------ Given data
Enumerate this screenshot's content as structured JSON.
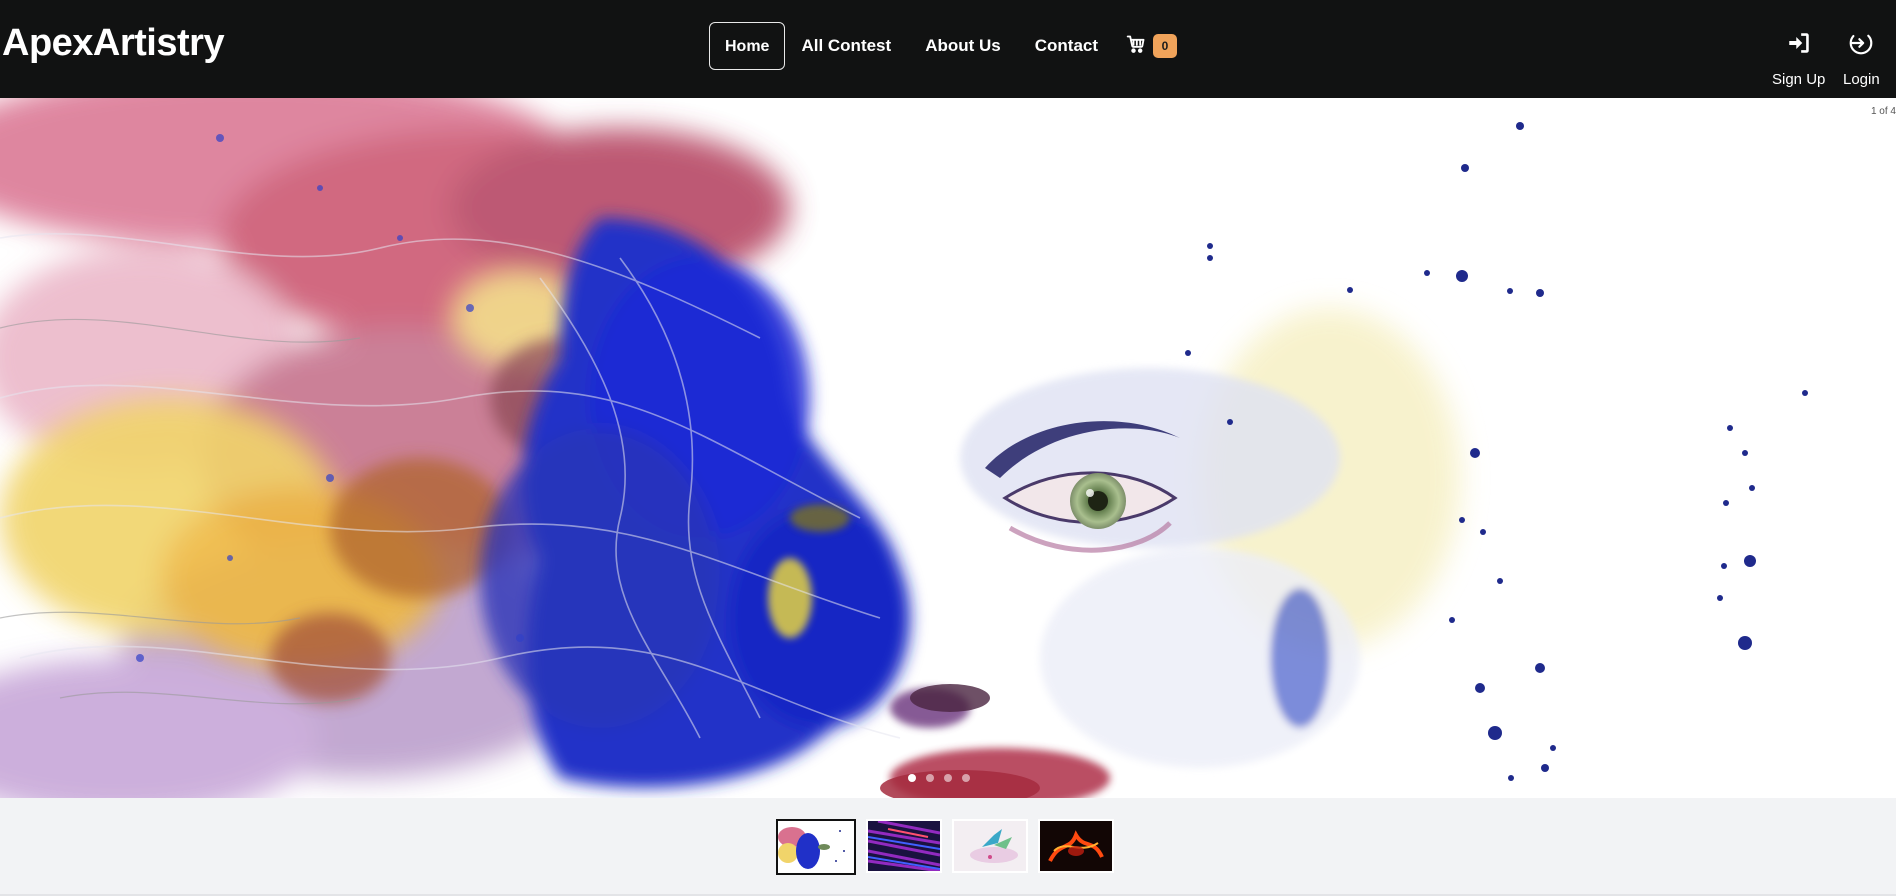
{
  "brand": {
    "name": "ApexArtistry"
  },
  "nav": {
    "links": [
      {
        "label": "Home",
        "active": true
      },
      {
        "label": "All Contest",
        "active": false
      },
      {
        "label": "About Us",
        "active": false
      },
      {
        "label": "Contact",
        "active": false
      }
    ],
    "cart": {
      "icon": "cart-icon",
      "count": "0",
      "badge_color": "#f0a35a"
    }
  },
  "auth": {
    "signup": {
      "label": "Sign Up",
      "icon": "sign-in-icon"
    },
    "login": {
      "label": "Login",
      "icon": "login-icon"
    }
  },
  "carousel": {
    "counter": "1 of 4",
    "total": 4,
    "current": 1,
    "slides": [
      {
        "name": "watercolor-face"
      },
      {
        "name": "abstract-purple-streaks"
      },
      {
        "name": "watercolor-bird"
      },
      {
        "name": "abstract-fire"
      }
    ]
  },
  "colors": {
    "navbar": "#111212",
    "thumb_strip": "#f2f3f5",
    "accent": "#f0a35a"
  }
}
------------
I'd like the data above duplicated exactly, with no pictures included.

• [Result]:
Enumerate this screenshot's content as structured JSON.
{
  "brand": {
    "name": "ApexArtistry"
  },
  "nav": {
    "links": [
      {
        "label": "Home",
        "active": true
      },
      {
        "label": "All Contest",
        "active": false
      },
      {
        "label": "About Us",
        "active": false
      },
      {
        "label": "Contact",
        "active": false
      }
    ],
    "cart": {
      "icon": "cart-icon",
      "count": "0",
      "badge_color": "#f0a35a"
    }
  },
  "auth": {
    "signup": {
      "label": "Sign Up",
      "icon": "sign-in-icon"
    },
    "login": {
      "label": "Login",
      "icon": "login-icon"
    }
  },
  "carousel": {
    "counter": "1 of 4",
    "total": 4,
    "current": 1,
    "slides": [
      {
        "name": "watercolor-face"
      },
      {
        "name": "abstract-purple-streaks"
      },
      {
        "name": "watercolor-bird"
      },
      {
        "name": "abstract-fire"
      }
    ]
  },
  "colors": {
    "navbar": "#111212",
    "thumb_strip": "#f2f3f5",
    "accent": "#f0a35a"
  }
}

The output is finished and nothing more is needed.